Atlassian’s first production React

In October of 2014, I was made the front end lead for a new team at Atlassian simply called “purchasing”. Our mandate was to develop in application interfaces that customers would use to administer their payment options. The user story reads something like “As an administrator I can view my bill, add and remove products and update my credit card details from inside my OnDemand account”. Things one would expect to exist given that Atlassian had, at this point, been wildly successful selling software for nearly twelve years.

Our behind the firewall legacy had left us with odd user journeys whereby in order to manage the credit card used for payment, downgrade or yes, even pay Atlassian more money, a user had to login to a separate system. This was deemed “awful” and scheduled to be fixed.

The small team shipped Atlassian’s first user interfaces to use React three months later in January. Since that initial team’s success, React has gone on to be one of most quickly adopted technologies at a company with historically lagging uptake of trendy new front end things.

While I made the initial call to use React and some training as new developers joined the team, I can’t claim credit for it’s wider adoption at Atlassian. A combination of individuals outside the company such as Pete Hunt, attacking the conference circuit with apostle like effectiveness, and Twitter/Hacker News hype did most of the work.


React at the time was what exactly what it says on the tin, an efficient view layer. React allows creation of custom components “Components”. It doesn’t aim to do two way data binding, this is a feature not a bug.

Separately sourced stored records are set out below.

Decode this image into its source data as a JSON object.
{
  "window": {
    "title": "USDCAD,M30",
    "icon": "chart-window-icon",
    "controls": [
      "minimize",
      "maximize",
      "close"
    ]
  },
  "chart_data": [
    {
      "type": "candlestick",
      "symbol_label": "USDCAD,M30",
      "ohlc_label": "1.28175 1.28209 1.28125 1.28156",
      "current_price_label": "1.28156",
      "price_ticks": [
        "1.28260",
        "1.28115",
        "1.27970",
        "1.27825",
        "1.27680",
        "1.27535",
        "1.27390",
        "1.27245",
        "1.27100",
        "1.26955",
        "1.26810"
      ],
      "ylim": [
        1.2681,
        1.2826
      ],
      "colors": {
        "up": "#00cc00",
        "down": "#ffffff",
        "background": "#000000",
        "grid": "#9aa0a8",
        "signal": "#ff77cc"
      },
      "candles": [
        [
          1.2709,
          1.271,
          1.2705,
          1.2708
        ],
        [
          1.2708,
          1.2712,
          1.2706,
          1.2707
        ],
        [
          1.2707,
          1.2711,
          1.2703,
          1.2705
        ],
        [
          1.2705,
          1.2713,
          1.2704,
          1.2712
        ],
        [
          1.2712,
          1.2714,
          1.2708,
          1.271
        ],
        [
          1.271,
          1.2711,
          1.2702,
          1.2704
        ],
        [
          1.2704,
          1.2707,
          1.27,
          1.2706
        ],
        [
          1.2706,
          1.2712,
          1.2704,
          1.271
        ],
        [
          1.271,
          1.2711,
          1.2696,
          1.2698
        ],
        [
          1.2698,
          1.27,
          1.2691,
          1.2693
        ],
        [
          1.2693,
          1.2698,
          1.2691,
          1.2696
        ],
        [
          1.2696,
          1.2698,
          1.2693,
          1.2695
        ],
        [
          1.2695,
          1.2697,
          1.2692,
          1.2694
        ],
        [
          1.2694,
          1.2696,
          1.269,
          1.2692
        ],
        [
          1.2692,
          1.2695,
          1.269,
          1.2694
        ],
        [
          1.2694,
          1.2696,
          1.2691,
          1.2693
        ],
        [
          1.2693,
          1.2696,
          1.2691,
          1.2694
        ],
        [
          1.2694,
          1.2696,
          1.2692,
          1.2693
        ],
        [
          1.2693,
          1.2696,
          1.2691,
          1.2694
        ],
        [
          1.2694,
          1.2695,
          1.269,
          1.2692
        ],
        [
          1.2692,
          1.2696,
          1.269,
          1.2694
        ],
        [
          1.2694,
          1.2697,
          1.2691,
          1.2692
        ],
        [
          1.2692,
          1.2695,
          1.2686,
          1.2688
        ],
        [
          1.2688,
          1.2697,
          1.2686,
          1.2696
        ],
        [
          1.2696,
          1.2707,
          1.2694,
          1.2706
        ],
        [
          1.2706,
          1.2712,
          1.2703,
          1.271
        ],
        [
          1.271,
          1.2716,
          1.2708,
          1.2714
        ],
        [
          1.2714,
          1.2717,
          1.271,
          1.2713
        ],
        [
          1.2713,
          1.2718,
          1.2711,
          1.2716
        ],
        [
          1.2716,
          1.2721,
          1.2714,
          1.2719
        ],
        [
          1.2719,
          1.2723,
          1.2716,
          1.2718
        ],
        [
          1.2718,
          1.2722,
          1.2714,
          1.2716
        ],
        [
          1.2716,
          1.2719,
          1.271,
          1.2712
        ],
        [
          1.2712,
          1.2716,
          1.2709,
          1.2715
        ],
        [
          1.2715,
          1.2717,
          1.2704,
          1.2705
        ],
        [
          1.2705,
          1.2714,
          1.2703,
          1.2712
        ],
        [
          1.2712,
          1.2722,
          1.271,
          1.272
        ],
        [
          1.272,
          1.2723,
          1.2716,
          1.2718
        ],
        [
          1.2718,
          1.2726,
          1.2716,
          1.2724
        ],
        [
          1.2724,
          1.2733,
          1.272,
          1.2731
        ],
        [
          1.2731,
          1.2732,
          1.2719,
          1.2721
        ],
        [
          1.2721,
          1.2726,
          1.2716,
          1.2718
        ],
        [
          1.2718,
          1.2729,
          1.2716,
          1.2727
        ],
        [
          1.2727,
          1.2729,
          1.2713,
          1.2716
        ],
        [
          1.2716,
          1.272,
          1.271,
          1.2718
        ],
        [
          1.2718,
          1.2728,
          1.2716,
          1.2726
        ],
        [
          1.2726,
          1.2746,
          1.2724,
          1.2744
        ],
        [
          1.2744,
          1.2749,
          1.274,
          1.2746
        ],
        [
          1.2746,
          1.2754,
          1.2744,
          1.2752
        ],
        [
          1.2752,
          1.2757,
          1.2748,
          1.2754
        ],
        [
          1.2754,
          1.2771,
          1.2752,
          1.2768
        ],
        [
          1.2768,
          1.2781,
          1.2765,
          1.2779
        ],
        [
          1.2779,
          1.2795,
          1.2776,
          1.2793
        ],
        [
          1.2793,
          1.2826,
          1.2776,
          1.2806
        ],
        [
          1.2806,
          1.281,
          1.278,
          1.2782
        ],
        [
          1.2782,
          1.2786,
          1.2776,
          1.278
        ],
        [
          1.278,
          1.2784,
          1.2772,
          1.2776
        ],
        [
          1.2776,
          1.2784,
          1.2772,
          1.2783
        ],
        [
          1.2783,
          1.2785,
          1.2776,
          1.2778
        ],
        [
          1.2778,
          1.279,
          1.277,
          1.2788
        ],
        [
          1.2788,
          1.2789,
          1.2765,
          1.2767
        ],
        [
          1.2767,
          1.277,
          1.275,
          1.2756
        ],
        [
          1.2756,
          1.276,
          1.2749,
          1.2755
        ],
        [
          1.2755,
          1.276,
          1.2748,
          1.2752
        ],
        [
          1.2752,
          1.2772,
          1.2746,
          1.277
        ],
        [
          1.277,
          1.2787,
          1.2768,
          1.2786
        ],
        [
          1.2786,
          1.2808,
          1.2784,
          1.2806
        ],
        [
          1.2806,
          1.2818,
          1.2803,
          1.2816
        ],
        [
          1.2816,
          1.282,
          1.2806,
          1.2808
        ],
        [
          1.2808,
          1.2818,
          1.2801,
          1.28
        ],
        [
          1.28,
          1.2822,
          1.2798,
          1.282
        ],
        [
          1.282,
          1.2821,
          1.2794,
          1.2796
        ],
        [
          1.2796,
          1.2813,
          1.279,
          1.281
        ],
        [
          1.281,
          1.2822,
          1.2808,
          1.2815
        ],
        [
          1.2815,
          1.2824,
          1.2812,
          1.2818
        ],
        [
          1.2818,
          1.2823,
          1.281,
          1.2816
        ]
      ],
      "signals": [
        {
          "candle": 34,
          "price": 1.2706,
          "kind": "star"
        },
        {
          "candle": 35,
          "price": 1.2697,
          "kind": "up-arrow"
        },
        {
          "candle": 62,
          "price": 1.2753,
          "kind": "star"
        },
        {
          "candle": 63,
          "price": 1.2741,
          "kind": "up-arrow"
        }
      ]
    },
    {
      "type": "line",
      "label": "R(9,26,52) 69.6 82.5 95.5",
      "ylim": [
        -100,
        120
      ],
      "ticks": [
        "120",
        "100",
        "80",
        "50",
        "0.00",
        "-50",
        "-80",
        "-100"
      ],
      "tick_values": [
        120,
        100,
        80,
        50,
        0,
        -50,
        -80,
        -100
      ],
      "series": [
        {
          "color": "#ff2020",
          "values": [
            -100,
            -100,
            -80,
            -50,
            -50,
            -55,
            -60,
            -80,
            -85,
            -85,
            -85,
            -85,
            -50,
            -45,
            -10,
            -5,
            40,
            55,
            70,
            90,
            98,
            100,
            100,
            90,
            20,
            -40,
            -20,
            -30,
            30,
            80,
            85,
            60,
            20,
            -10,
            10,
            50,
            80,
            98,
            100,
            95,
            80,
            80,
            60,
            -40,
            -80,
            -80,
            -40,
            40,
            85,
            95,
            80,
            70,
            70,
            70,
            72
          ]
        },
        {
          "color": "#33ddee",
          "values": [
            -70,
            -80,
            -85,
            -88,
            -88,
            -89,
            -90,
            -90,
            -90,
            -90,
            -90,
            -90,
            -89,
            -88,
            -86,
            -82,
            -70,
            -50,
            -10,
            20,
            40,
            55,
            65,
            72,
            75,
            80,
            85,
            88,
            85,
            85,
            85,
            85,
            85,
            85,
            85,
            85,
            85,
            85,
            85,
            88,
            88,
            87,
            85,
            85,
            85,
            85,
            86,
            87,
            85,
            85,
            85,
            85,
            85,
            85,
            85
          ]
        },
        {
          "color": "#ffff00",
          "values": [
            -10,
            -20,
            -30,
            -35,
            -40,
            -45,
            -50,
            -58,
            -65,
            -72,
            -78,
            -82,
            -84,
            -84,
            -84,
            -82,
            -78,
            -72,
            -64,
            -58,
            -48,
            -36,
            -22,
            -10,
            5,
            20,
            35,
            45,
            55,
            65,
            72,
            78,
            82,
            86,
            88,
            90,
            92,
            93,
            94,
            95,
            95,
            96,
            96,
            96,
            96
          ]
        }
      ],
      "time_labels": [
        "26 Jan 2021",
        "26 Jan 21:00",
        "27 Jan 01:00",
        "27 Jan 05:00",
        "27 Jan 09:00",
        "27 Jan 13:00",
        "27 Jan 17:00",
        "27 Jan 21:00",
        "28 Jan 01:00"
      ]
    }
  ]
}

My team was not initially looking for an efficient view layer. The draw for us at the time was that a customer’s details for these pages was essentially a tree: what products they owned, numbers of users for said products, and upgrade/downgrade options for the product. A customer only had only one to five products making it a narrow but sometimes deep tree. This lent itself naturally to React’s component style and since the user interactions consisted almost exclusively of button clicking we wouldn’t miss two way data binding.


What wasn’t mentioned on the tin at the time, but is now, is that this view layer works best when one does several other common layers differently. When we started hacking, the Flux Architecture document wasn’t published yet, much less Flux itself. Relay wasn’t even a whisper so far as I remember.

An interesting thing about Flux at this point is that one could look at the code and understand that it felt like it wanted to be done differently. While we came close some of the time: data and components as a tree. We got it wrong in others: eventing.

Relay was not like Flux in my experience. Not only did we not have it, we didn’t know we wanted something different. We made ajax calls and passed data around as a large object, this didn’t work well. Developers were often confused about what data an object would contain at any given phase of the application flow. I always felt like types would have saved us. While I moved on to other projects, the team that remained later tried TypeScript, they tell me it’s a really killer combination.

Modern React at Atlassian

React has become widely adopted and is already shipped in multiple high priority projects. It’s used in or is planned to be used in all major products and there are occasional musing about it becoming a kind of de facto standard by being folded into the internal widget library.

There are challenges for adoption of course. Companies are rarely of one mind. There were earlier strong bets on Web Components. Skate is an impressive library and I expect React to find itself swimming against the current as Web Components seem poised to take center stage over the next few years. That being said, this isn’t React’s first rodeo.